The White House would like to extend full federal funding for three years to states that now opt to expand Medicaid, but Congress would have to approve any change.
Increased comparative information on health plans is helping consumers shop, says Margaret O’Kane, president of the National Committee for Quality Assurance.
The government’s most detailed release of figures shows insurance plan sign-ups beat the Obama administration’s goal for the year.
Some insurers are betting that lowering the barrier to seeing a doctor will encourage people to get needed care sooner. If it works, the health plans could save more than they spend on the benefit.
But CMS Acting Administrator Andy Slavitt declines to predict fate of the 13 remaining state exchanges in congressional testimony.
Average penalties are set to rise 47 percent next year for Americans who can afford insurance but choose to remain uncovered, according to a Kaiser Family Foundation analysis.
Experts say Gov.-elect Matt Bevin’s plan to drop Kynect and use the federal healthcare.gov marketplace would have little impact on consumers, if it happens.
Premiums could jump 15 percent next year for millions if they keep 2015 plans, reports the Kaiser Family Foundation.

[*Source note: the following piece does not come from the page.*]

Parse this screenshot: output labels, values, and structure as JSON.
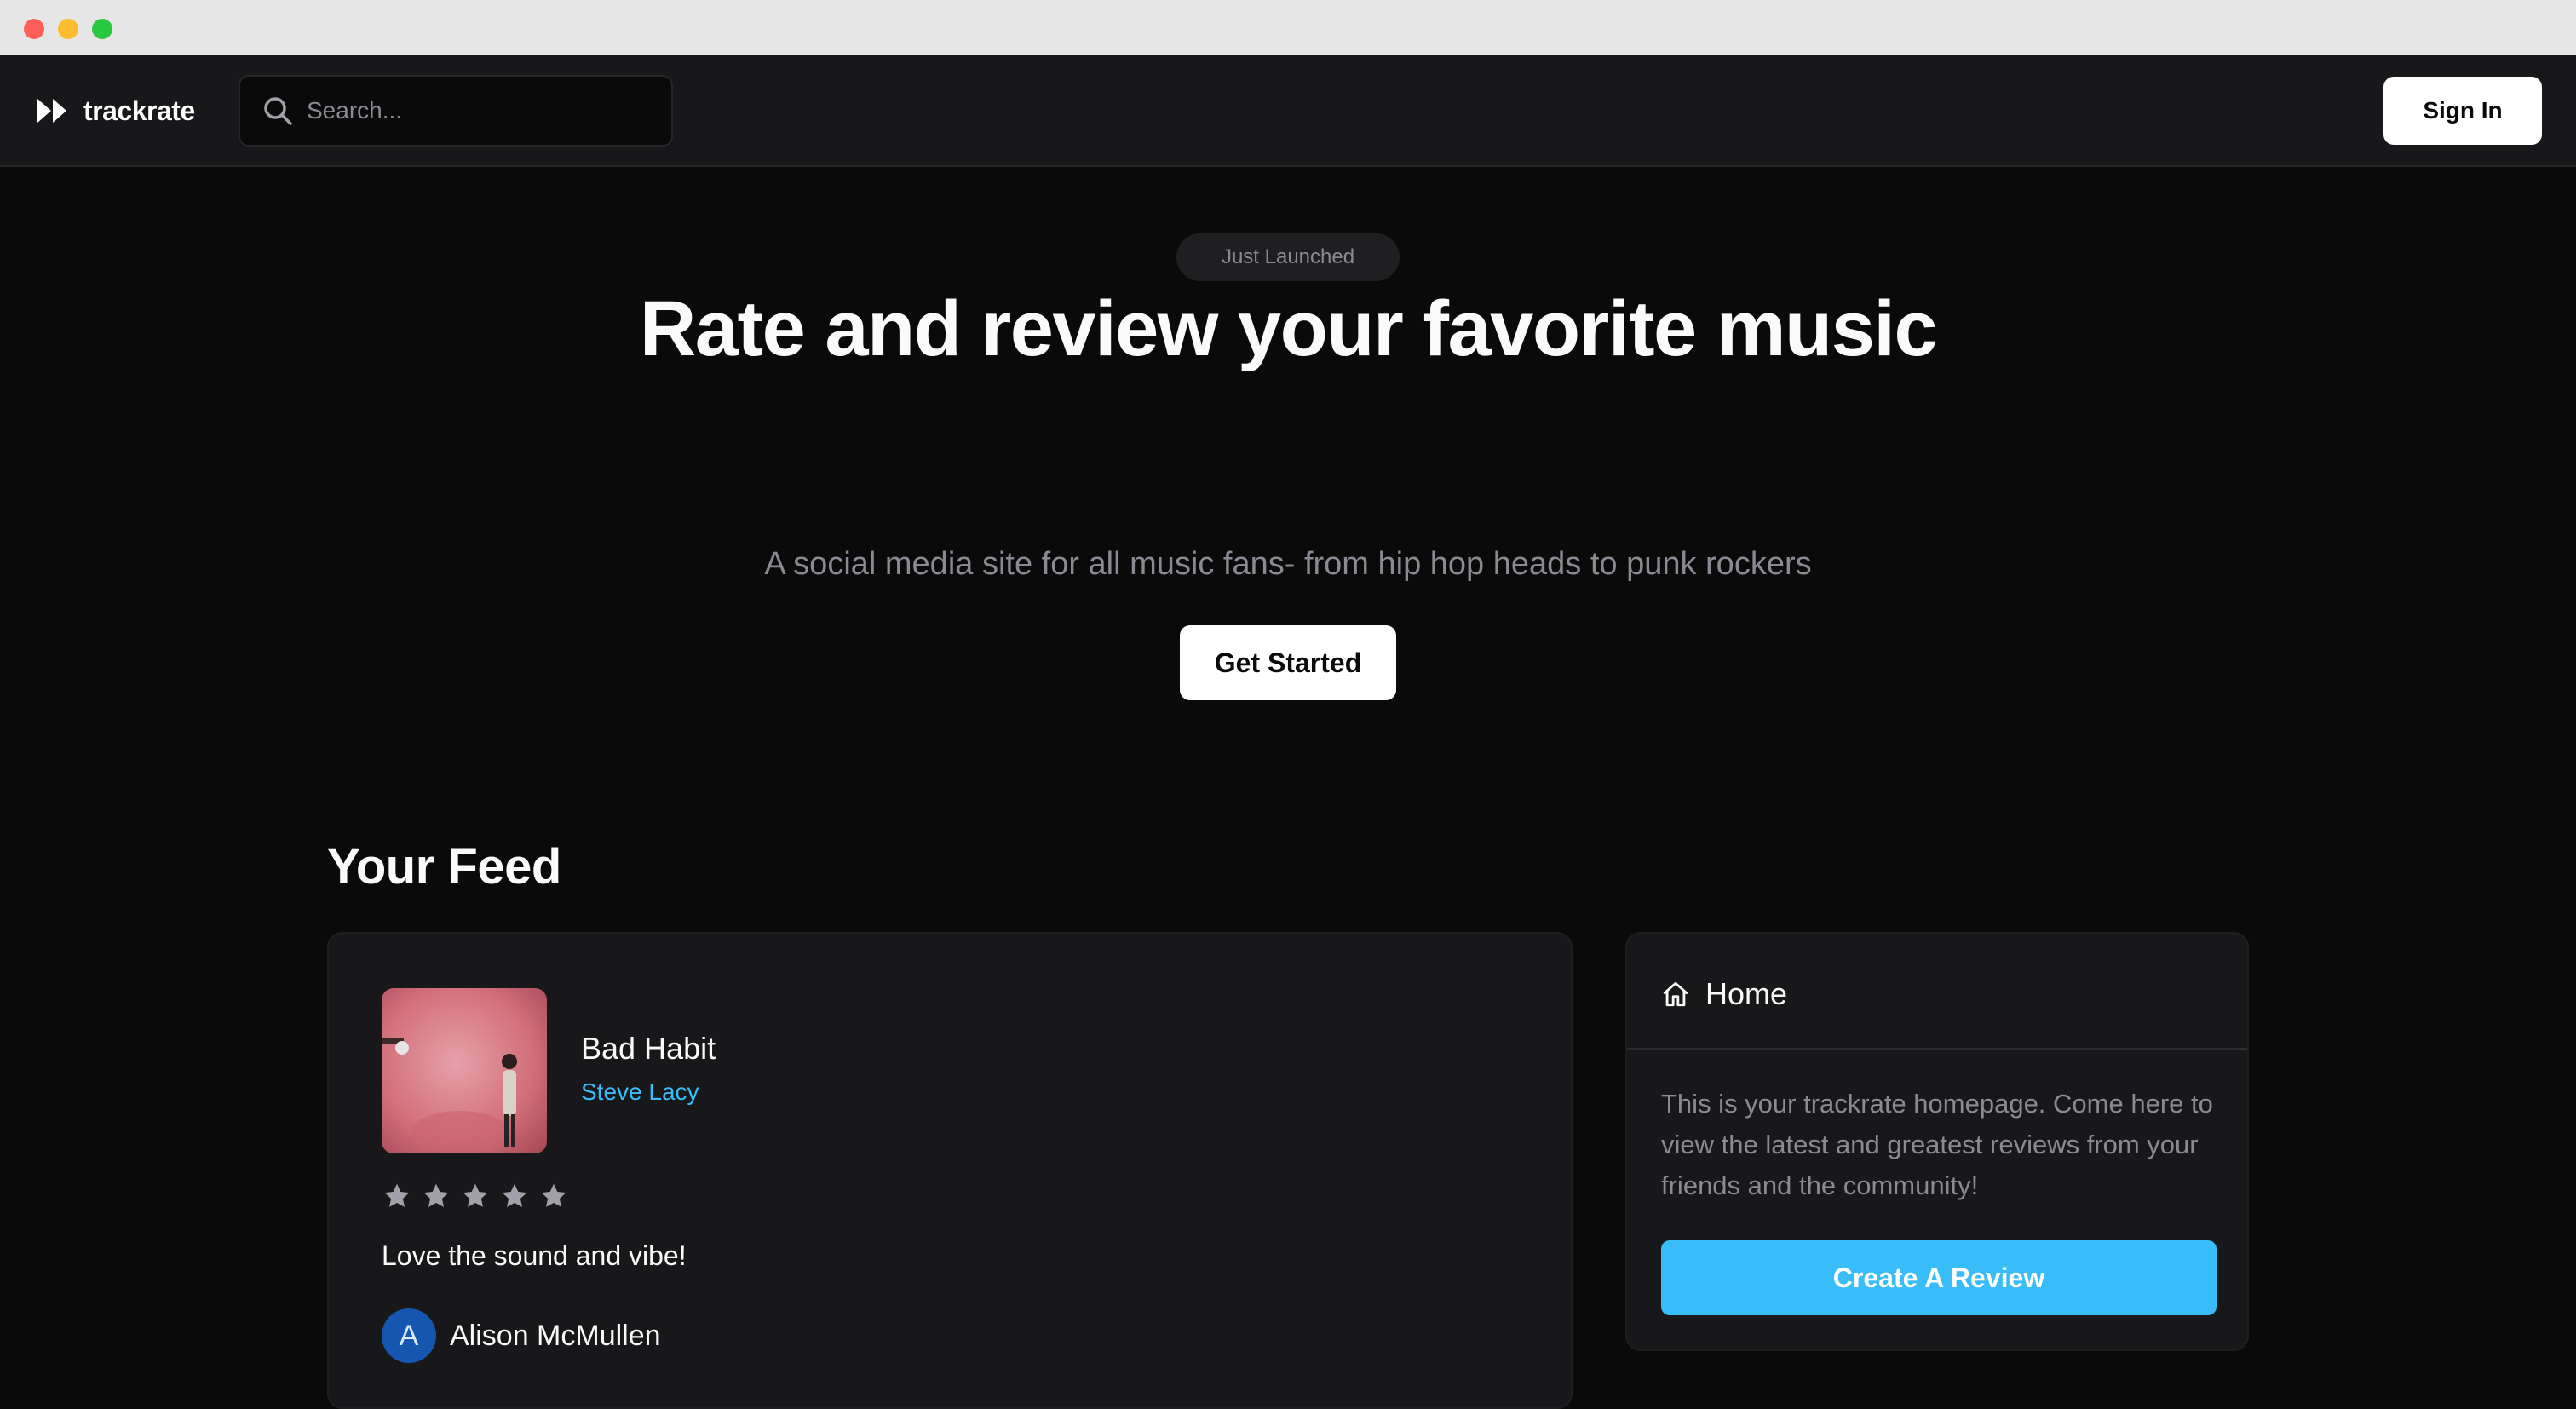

Compassion & Choices counts on human-interest stories to shape debate as 23 states weigh aid-in-dying bills this year.
Floridians without health insurance query experts and ponder options as the health law’s open enrollment season gets underway.
Despite strong enrollment in Kentucky’s online health insurance marketplace, participation in its exchange for small employers also created by the Affordable Care Act has mostly been a dud.
Software problems, better health insurance options elsewhere are said to hold enrollment well under projections after almost two years.
After millions of people signed up for Obamacare over the past two years, the ones still lacking insurance may be harder to both find and persuade to enroll.
New report finds the annual increase in Medicaid spending is the largest in at least two decades, spurred by the federal health law expansion.
Staffed by midwives and bolstered by Obamacare, low-tech birth centers away from hospitals are up almost 60 percent since 2010.
Patients on typical silver plans pay twice as much as workers with job-based insurance for prescription drugs each year, researchers find.
Congressional watchdog says the government checks few health plans to ensure accurate provider listings and adequate access for seniors on Medicare Advantage.
Millions of Americans over 60 are risking illnesses by skipping their shots.
The number of heart valve surgeries has risen more than 50 percent since 2012, demonstrating the hospital industry’s record of finding new ways to fill beds and increase revenue even as advances in health and technology shrink demand for inpatient care. Still, patient risk and cost concerns persist.
More hospitals are hiring OB-GYNs to help handle births and obstetrical and gynecological emergencies.